Over the course of the next 15 years, Plaidy turned her attention to bringing history to life. Her earlier stories involved Jane Shore (Edward IV's mistress, I believe), Katherine Parr, (Henry VIII's 6th wife) and Henry VIII's sisters, Mary and Margaret.
Plaidy's career reached its height between 1960-70's, and she became one of Britain's most popular and accomplished authors. While fictionalized history, her novels were methodically and carefully researched. She loved reading dusty old history books and putting scenes into her words, making them vivid and exciting.
Eleanor described her writing as "pure entertainment," but she believed it was nicer to be read than to receive reviews.
One article in the Sunday Times summed up her success as such: "Jean Plaidy, by skillful blending of superb storytelling and meticulous attention to authenticity of detail and depth of characterization, has become one of the county's most widely read novelists."
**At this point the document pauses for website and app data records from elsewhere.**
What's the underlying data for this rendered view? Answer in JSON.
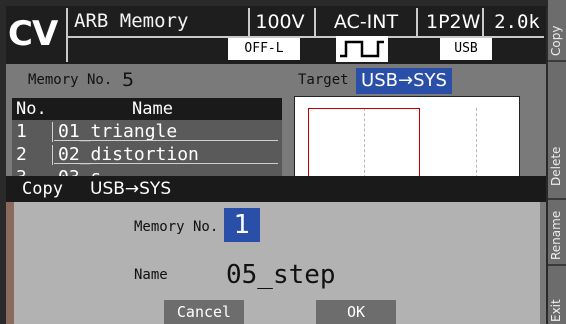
{
  "header": {
    "mode": "CV",
    "screen_title": "ARB Memory",
    "voltage_range": "100V",
    "source": "AC-INT",
    "wiring": "1P2W",
    "current_range": "2.0k",
    "output_status": "OFF-L",
    "waveform_icon": "square-wave-icon",
    "interface": "USB"
  },
  "main": {
    "memory_no_label": "Memory No.",
    "memory_no_value": "5",
    "target_label": "Target",
    "target_value": "USB→SYS",
    "list": {
      "columns": [
        "No.",
        "Name"
      ],
      "rows": [
        {
          "no": "1",
          "name": "01_triangle"
        },
        {
          "no": "2",
          "name": "02_distortion"
        },
        {
          "no": "3",
          "name": "03_s..."
        }
      ]
    }
  },
  "dialog": {
    "title_action": "Copy",
    "title_target": "USB→SYS",
    "memory_no_label": "Memory No.",
    "memory_no_value": "1",
    "name_label": "Name",
    "name_value": "05_step",
    "cancel_label": "Cancel",
    "ok_label": "OK"
  },
  "softkeys": [
    "Copy",
    "Delete",
    "Rename",
    "Exit"
  ],
  "colors": {
    "highlight": "#2a4fa8",
    "panel": "#7a7a7a",
    "dialog": "#b2b2b2",
    "waveform_red": "#c00000"
  }
}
For me, looking back, this is exactly why I enjoy Plaidy's novels.
The bulk of Plaidy's historical works is extensive. From 1967-1971 she wrote the Georgian Saga (which I've read) and in the 1970's she wrote the Plantagenet Saga (15 books! I've read most) and in the 1980's she wrote the Queens of England, which I've enjoyed.
So how historically correct was Plaidy? Very. She researched her writing well and if she mentioned a little known fact in her novels, then there was a historical basis for it. One of the most fascinating little tidbits I read? In "The Queen's Secret" about Henry V and Katherine of Valois, Plaidy mentions that a fortune teller told Henry V if his son was born at Windsor Castle then his son would live long, but lose everything Henry V won. If his son was NOT born at Windsor Castle, he would not live long, but would hold onto what Henry had won. Henry V believed this down to his bones and when Katherine was pregnant, sought out her reassurances often that she would not have their children at Windsor Castle. Katherine's favorite castle however, was Windsor Castle. She firmly intended to honor her husband's request not to have the child at Windsor, but stayed too long. A winter storm struck, and she had the child at Windsor. When Henry V was told, he fell to his knees and wept. He died 8 months later.
His son, Henry VI, was haunted by what we now know was schizophrenia. He lived long, but lost everything Henry V had won in battle.
You rarely find this depth of research in other historical novels.
Starting in 1952, Plaidy published 2 novels a year, but in 1981, raised her output to 3 novels a year. In 1983, Eleanor was in her late 70's. Her last Plaidy novel was "William's Wife" about Queen Mary II, which was released in 1992.
Do you have a favorite Jean Plaidy book? What drew you to Eleanor's Jean Plaidy pen name?
NEXT: Part 3 of 3: Eleanor Hibbets other pen names and her legacy.